ACTIVITY | Scan the listing below for the word "this" and copy every line where it occurs.

DATA |

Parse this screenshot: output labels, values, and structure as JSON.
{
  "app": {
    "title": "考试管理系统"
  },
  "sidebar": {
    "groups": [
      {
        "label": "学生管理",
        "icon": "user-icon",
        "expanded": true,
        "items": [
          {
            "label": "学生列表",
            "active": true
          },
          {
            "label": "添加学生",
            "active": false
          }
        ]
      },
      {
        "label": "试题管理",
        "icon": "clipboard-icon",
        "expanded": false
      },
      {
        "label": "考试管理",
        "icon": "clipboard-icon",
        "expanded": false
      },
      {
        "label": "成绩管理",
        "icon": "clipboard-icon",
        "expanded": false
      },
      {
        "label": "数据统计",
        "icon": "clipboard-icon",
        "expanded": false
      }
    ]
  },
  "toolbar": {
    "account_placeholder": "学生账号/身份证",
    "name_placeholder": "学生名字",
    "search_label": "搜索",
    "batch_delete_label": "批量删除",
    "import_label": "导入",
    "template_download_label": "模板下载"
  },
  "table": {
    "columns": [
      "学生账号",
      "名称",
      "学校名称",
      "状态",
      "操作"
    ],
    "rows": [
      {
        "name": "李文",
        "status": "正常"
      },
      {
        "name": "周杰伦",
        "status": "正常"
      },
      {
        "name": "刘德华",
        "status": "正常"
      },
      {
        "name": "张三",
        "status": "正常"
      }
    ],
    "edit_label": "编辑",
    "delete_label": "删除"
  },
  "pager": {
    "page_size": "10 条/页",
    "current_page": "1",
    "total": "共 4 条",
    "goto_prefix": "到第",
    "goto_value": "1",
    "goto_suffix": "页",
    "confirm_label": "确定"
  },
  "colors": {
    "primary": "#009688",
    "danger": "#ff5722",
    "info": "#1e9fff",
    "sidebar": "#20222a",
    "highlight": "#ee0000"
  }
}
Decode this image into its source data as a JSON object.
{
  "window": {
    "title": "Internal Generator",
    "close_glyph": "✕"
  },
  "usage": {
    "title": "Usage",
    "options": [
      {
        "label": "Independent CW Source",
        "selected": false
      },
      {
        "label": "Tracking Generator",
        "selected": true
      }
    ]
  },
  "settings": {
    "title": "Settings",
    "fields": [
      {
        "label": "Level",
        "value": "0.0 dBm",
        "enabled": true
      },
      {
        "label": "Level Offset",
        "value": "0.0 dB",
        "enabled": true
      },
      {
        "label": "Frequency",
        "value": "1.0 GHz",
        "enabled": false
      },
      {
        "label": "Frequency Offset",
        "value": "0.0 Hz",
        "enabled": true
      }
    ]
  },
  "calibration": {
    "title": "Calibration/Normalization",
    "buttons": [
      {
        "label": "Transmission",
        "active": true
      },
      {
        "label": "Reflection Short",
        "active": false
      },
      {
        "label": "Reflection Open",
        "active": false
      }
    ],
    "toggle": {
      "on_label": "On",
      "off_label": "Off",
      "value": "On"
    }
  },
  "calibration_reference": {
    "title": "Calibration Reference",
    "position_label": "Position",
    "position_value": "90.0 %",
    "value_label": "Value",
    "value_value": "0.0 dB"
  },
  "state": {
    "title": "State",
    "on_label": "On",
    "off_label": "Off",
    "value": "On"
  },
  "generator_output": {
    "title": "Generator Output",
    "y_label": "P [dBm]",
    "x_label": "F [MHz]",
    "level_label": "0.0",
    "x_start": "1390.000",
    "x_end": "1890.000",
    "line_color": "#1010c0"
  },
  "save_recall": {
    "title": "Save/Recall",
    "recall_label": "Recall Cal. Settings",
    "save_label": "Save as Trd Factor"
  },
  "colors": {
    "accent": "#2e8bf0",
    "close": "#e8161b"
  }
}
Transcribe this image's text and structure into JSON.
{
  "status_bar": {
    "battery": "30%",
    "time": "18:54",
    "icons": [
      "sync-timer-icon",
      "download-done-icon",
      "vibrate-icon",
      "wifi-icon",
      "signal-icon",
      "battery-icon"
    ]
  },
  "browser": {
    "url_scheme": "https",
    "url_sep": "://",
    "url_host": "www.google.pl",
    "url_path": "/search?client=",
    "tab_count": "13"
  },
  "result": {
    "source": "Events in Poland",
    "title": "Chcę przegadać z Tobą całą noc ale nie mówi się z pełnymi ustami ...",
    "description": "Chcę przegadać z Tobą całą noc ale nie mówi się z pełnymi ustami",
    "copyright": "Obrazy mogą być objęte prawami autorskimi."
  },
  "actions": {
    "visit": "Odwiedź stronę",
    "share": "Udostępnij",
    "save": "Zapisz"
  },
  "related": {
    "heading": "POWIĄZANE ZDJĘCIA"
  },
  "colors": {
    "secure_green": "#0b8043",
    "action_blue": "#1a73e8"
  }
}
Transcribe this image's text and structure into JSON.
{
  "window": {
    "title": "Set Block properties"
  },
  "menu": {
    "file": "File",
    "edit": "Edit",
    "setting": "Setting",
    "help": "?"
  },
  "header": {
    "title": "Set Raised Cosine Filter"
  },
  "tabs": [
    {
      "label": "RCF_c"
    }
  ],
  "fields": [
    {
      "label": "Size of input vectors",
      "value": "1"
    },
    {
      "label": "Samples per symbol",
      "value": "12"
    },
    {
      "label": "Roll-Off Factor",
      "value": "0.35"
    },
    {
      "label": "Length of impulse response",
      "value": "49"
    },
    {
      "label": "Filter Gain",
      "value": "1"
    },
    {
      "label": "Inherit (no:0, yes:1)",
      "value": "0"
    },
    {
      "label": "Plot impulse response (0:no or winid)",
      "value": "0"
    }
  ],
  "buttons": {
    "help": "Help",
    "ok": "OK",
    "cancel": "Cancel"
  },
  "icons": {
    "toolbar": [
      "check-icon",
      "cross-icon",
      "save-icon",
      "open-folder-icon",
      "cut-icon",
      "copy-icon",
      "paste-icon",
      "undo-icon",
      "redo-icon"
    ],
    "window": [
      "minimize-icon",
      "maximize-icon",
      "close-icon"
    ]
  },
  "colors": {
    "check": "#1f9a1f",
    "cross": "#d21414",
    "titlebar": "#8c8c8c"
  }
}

FINAL ANSWER |
Parse this screenshot: output labels, values, and structure as JSON.
Decode this image into its source data as a JSON object.
Transcribe this image's text and structure into JSON.
Transcribe this image's text and structure into JSON.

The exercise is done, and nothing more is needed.